PROBLEM STATEMENT.
Retype each entry exactly.

RECORDS TO USE.
--*--

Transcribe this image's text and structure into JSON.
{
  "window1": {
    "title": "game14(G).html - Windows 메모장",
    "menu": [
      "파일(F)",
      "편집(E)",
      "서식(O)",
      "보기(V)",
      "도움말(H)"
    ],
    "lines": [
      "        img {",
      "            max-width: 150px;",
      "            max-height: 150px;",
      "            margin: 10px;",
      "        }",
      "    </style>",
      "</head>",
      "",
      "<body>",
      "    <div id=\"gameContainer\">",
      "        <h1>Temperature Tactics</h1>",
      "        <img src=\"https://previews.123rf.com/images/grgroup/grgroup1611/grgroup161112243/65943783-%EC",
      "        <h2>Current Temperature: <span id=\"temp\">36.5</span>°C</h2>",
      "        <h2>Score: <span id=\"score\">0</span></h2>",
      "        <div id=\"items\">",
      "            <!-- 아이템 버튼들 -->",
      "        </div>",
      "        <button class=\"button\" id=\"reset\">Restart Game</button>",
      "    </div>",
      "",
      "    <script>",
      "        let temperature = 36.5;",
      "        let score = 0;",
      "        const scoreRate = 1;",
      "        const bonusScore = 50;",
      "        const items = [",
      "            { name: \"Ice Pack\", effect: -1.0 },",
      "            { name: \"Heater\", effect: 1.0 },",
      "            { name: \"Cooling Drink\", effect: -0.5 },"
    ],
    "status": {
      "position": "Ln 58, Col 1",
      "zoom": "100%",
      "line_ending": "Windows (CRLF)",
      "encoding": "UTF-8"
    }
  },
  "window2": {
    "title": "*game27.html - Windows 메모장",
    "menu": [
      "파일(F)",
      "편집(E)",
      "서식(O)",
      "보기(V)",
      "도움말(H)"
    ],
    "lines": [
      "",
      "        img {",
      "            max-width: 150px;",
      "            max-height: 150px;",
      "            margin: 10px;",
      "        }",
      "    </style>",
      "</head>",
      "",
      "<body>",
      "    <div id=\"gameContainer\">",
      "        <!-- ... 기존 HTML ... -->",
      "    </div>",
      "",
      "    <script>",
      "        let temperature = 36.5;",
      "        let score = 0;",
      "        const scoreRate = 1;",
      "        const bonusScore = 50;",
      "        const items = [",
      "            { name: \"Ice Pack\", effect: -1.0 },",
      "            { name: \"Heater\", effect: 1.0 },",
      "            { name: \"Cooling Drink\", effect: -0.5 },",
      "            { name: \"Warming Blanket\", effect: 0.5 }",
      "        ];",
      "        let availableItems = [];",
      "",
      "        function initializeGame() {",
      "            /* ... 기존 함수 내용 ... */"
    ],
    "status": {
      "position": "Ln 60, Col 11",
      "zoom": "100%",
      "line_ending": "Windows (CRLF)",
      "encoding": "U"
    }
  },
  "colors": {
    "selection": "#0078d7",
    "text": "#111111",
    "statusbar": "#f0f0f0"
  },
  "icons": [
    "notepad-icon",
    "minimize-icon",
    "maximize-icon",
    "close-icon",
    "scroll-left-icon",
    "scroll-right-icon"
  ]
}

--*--

FINAL ANSWER.
Transcribe this image's text and structure into JSON.
{
  "window1": {
    "title": "game14(G).html - Windows 메모장",
    "menu": [
      "파일(F)",
      "편집(E)",
      "서식(O)",
      "보기(V)",
      "도움말(H)"
    ],
    "lines": [
      "        img {",
      "            max-width: 150px;",
      "            max-height: 150px;",
      "            margin: 10px;",
      "        }",
      "    </style>",
      "</head>",
      "",
      "<body>",
      "    <div id=\"gameContainer\">",
      "        <h1>Temperature Tactics</h1>",
      "        <img src=\"https://previews.123rf.com/images/grgroup/grgroup1611/grgroup161112243/65943783-%EC",
      "        <h2>Current Temperature: <span id=\"temp\">36.5</span>°C</h2>",
      "        <h2>Score: <span id=\"score\">0</span></h2>",
      "        <div id=\"items\">",
      "            <!-- 아이템 버튼들 -->",
      "        </div>",
      "        <button class=\"button\" id=\"reset\">Restart Game</button>",
      "    </div>",
      "",
      "    <script>",
      "        let temperature = 36.5;",
      "        let score = 0;",
      "        const scoreRate = 1;",
      "        const bonusScore = 50;",
      "        const items = [",
      "            { name: \"Ice Pack\", effect: -1.0 },",
      "            { name: \"Heater\", effect: 1.0 },",
      "            { name: \"Cooling Drink\", effect: -0.5 },"
    ],
    "status": {
      "position": "Ln 58, Col 1",
      "zoom": "100%",
      "line_ending": "Windows (CRLF)",
      "encoding": "UTF-8"
    }
  },
  "window2": {
    "title": "*game27.html - Windows 메모장",
    "menu": [
      "파일(F)",
      "편집(E)",
      "서식(O)",
      "보기(V)",
      "도움말(H)"
    ],
    "lines": [
      "",
      "        img {",
      "            max-width: 150px;",
      "            max-height: 150px;",
      "            margin: 10px;",
      "        }",
      "    </style>",
      "</head>",
      "",
      "<body>",
      "    <div id=\"gameContainer\">",
      "        <!-- ... 기존 HTML ... -->",
      "    </div>",
      "",
      "    <script>",
      "        let temperature = 36.5;",
      "        let score = 0;",
      "        const scoreRate = 1;",
      "        const bonusScore = 50;",
      "        const items = [",
      "            { name: \"Ice Pack\", effect: -1.0 },",
      "            { name: \"Heater\", effect: 1.0 },",
      "            { name: \"Cooling Drink\", effect: -0.5 },",
      "            { name: \"Warming Blanket\", effect: 0.5 }",
      "        ];",
      "        let availableItems = [];",
      "",
      "        function initializeGame() {",
      "            /* ... 기존 함수 내용 ... */"
    ],
    "status": {
      "position": "Ln 60, Col 11",
      "zoom": "100%",
      "line_ending": "Windows (CRLF)",
      "encoding": "U"
    }
  },
  "colors": {
    "selection": "#0078d7",
    "text": "#111111",
    "statusbar": "#f0f0f0"
  },
  "icons": [
    "notepad-icon",
    "minimize-icon",
    "maximize-icon",
    "close-icon",
    "scroll-left-icon",
    "scroll-right-icon"
  ]
}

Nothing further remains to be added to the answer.